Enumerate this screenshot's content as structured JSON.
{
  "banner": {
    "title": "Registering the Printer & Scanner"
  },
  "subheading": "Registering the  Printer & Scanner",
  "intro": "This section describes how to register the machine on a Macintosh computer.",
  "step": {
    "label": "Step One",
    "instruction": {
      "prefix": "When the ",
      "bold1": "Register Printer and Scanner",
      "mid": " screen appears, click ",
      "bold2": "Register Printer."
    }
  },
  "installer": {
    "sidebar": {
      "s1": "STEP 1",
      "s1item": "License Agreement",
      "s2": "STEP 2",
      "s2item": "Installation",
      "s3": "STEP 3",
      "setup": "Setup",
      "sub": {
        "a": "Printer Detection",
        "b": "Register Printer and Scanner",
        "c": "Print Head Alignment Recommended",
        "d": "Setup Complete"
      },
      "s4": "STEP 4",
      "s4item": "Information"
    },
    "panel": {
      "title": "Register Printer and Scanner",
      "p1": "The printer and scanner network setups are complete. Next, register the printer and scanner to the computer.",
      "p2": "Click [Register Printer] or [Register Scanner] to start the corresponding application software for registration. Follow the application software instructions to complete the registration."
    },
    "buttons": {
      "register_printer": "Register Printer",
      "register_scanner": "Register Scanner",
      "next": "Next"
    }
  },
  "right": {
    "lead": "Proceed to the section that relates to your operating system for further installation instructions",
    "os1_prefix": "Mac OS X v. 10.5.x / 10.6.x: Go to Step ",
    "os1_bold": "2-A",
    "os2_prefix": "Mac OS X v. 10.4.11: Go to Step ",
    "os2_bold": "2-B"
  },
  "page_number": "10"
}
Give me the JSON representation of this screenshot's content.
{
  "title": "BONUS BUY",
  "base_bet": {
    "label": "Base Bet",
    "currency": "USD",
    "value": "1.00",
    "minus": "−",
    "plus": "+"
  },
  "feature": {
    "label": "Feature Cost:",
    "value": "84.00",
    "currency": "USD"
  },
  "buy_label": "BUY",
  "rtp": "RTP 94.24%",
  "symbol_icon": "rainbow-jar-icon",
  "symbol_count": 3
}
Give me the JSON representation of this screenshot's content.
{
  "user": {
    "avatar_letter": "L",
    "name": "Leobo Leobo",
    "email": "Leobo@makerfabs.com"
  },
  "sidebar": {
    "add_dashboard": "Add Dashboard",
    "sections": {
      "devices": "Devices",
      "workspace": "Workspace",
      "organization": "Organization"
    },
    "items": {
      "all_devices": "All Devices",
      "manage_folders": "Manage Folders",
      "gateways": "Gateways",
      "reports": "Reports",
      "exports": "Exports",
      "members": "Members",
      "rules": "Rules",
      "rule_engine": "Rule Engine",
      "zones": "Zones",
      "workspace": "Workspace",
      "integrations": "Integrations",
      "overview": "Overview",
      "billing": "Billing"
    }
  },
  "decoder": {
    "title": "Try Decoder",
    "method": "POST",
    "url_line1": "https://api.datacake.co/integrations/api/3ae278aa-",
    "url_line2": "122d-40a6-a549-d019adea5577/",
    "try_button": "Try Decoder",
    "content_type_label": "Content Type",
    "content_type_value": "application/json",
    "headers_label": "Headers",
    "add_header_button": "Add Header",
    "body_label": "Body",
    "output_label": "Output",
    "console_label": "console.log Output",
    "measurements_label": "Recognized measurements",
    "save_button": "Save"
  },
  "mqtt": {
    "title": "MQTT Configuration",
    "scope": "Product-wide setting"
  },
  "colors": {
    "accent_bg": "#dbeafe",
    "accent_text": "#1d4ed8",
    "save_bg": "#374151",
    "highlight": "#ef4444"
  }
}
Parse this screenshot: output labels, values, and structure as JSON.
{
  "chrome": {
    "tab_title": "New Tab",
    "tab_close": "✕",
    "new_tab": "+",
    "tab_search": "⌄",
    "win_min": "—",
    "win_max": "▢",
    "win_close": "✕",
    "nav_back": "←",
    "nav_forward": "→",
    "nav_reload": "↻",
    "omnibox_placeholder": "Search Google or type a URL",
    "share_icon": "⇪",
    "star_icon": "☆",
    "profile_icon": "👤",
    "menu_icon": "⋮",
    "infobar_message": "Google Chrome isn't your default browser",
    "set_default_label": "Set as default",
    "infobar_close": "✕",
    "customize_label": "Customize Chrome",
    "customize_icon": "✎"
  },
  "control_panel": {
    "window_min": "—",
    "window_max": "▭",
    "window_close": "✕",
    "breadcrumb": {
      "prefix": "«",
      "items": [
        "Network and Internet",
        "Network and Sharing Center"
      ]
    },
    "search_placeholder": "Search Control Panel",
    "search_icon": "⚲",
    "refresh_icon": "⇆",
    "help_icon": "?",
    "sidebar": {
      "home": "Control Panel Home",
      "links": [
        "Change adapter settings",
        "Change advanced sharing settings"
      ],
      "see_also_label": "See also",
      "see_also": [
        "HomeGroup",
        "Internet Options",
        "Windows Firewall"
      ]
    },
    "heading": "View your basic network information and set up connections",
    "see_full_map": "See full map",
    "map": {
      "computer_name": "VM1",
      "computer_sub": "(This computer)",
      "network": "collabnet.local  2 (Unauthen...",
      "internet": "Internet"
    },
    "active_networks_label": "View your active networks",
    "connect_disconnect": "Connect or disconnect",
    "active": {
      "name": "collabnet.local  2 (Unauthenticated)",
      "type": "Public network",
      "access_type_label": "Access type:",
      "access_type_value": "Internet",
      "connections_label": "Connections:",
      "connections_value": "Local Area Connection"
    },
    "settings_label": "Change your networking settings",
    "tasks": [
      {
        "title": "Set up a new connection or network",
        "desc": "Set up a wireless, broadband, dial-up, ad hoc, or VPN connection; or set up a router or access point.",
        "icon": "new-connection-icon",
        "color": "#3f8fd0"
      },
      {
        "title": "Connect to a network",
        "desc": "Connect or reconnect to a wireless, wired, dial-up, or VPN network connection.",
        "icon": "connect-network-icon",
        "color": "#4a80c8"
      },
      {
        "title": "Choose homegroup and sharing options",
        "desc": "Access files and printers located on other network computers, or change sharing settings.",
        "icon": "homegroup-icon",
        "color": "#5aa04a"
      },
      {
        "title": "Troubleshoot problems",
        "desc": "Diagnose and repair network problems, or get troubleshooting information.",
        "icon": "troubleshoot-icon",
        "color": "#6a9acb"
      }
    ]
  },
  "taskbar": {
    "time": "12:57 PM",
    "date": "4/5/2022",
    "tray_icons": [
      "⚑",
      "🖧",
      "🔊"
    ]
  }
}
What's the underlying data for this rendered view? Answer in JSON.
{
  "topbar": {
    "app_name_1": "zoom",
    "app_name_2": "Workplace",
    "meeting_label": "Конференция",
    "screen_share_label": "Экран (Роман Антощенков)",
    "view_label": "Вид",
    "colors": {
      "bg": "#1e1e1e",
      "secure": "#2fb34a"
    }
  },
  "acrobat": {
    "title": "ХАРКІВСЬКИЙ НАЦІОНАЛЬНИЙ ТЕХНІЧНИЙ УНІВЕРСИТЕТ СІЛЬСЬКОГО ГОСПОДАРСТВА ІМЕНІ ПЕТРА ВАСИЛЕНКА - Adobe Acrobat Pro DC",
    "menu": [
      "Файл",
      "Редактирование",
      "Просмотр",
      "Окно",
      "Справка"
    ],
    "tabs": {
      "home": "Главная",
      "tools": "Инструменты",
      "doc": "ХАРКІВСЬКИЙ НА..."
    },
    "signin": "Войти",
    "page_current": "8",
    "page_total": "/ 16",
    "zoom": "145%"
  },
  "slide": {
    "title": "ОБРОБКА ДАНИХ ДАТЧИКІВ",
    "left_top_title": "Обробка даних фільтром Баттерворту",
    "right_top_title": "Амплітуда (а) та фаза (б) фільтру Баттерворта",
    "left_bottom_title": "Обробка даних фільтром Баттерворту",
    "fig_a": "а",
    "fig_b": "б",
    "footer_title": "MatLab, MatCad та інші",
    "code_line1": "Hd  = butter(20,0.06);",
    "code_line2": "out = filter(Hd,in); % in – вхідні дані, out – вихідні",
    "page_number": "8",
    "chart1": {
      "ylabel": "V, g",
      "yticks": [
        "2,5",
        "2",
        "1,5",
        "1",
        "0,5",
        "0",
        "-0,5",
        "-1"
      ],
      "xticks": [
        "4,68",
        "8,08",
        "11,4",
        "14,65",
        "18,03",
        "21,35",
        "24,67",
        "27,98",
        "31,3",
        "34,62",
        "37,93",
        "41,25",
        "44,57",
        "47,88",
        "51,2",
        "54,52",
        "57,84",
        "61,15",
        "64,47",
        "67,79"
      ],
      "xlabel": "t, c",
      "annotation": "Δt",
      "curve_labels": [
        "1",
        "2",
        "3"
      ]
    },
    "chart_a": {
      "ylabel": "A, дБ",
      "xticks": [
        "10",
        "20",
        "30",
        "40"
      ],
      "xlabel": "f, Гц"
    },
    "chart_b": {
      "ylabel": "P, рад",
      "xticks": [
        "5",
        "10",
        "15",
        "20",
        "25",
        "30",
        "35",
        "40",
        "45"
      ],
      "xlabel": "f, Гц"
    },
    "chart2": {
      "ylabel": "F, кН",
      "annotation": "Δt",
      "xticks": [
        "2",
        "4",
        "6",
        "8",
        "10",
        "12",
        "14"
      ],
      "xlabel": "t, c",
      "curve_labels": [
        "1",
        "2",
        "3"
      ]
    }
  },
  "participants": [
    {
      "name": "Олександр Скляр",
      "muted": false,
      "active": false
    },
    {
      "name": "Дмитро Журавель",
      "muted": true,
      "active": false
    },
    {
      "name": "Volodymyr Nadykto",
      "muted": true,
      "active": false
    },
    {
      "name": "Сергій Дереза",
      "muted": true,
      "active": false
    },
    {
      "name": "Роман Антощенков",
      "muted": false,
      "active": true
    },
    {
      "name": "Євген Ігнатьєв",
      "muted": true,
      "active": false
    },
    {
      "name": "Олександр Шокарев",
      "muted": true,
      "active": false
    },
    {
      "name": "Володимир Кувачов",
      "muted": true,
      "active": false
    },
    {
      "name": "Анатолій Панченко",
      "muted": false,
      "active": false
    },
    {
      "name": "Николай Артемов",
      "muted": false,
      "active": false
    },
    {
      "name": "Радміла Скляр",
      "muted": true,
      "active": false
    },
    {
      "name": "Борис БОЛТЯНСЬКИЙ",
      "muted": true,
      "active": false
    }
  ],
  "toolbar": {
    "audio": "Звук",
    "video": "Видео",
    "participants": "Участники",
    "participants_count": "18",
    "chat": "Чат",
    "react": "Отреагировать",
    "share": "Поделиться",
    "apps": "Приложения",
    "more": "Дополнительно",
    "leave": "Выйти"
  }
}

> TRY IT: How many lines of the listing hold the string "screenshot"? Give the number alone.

> RESPONSE TO THIS EXERCISE: 4